* **EXERCISE BRIEF**:
State how many lines of the material below contain the word "emoji". Add nothing else.

* **EXTRACTED MATERIAL**:
= Beginning of Section =
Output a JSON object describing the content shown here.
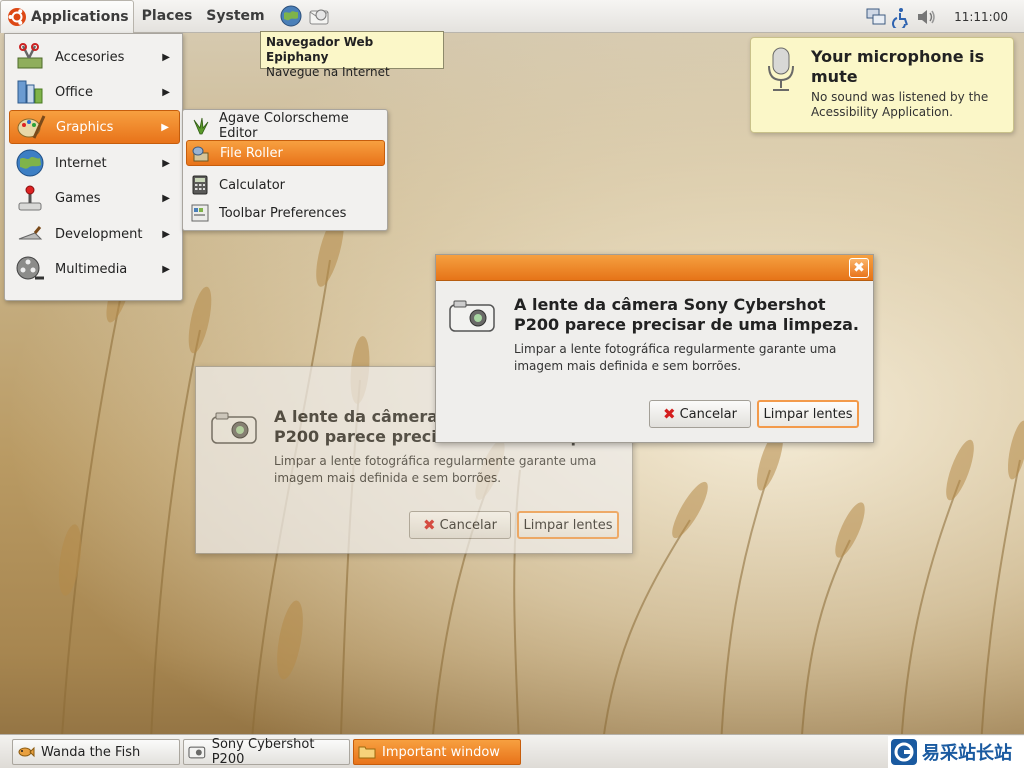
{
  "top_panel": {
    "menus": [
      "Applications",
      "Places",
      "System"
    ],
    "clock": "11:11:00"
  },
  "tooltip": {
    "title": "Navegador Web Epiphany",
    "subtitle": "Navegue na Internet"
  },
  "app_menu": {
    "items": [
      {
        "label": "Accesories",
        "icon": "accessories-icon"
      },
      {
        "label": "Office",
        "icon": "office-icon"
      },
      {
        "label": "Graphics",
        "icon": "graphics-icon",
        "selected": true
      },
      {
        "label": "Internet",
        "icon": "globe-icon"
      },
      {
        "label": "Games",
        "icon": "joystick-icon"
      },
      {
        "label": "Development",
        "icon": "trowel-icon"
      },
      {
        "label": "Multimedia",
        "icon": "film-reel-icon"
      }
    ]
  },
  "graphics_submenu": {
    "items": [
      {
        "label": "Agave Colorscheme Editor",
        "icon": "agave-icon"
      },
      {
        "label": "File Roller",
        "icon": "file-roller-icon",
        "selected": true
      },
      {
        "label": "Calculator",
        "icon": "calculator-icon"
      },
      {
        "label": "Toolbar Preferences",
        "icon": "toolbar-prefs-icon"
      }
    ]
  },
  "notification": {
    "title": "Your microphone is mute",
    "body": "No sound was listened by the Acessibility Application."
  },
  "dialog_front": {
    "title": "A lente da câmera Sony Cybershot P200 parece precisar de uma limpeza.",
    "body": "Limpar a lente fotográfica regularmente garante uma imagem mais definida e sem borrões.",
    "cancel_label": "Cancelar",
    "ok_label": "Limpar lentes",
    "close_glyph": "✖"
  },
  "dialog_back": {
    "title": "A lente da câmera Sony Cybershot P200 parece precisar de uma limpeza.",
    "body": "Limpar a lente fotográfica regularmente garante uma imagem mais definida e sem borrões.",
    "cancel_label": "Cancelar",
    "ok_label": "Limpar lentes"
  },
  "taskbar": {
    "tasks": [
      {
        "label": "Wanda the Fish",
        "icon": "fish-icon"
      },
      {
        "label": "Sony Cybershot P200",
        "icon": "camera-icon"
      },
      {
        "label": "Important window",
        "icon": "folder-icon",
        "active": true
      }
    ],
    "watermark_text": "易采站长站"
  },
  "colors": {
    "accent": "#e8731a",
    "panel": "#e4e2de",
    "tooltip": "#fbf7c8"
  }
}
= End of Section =
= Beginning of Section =
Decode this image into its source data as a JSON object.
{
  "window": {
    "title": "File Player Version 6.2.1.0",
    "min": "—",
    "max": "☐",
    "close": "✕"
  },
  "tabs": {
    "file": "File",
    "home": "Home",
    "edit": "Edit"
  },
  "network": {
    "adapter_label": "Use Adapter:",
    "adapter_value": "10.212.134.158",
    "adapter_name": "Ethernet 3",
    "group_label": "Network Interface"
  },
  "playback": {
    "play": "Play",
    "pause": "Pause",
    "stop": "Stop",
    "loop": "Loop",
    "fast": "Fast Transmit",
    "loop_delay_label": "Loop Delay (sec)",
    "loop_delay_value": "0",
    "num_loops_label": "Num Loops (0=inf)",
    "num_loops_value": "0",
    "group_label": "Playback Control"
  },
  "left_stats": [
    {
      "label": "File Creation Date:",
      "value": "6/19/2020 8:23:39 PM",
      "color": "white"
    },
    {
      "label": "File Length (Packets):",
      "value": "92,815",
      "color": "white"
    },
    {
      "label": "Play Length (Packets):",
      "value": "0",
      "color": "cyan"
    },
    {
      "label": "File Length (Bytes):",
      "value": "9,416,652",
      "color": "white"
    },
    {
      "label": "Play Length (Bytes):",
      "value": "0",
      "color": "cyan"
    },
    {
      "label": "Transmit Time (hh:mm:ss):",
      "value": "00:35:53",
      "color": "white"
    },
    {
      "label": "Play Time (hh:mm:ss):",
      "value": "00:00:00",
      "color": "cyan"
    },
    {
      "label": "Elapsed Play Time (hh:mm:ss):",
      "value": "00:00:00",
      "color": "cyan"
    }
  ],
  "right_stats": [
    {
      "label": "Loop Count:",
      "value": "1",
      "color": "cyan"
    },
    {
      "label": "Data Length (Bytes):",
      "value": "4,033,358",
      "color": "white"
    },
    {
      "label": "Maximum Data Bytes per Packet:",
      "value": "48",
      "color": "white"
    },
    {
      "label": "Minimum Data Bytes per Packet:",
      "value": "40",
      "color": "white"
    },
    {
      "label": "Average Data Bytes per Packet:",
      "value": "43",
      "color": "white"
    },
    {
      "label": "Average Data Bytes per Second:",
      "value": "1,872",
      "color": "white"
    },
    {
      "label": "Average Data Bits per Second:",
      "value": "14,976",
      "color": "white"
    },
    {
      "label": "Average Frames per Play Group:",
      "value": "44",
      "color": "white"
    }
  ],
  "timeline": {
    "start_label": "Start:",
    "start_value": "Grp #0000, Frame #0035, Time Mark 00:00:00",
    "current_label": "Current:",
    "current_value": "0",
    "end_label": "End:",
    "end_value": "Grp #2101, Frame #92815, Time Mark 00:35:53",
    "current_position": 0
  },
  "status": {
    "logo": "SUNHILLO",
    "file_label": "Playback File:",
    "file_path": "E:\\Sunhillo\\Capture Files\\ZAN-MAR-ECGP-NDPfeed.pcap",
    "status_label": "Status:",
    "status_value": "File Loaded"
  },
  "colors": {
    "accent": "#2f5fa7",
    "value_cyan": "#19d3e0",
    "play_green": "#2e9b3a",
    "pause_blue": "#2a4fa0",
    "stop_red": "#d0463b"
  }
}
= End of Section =
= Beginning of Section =
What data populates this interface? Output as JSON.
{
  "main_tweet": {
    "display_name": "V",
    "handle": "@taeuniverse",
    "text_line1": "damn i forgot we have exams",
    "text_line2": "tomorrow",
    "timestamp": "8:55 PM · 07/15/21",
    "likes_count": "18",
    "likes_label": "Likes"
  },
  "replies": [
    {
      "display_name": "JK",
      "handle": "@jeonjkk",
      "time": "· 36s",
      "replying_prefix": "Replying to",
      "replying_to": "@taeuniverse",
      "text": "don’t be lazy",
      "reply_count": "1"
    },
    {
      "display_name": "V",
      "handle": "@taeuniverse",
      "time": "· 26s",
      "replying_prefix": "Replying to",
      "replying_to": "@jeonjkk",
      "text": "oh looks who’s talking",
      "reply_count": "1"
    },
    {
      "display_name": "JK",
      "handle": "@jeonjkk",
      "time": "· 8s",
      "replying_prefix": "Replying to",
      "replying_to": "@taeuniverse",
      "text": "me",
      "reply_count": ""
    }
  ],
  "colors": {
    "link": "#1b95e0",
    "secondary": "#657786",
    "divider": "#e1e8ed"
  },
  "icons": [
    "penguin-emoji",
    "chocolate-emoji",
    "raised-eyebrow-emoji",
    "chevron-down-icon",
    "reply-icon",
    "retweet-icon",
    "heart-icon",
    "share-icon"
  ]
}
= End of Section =
* **SOLUTION BELOW**:
3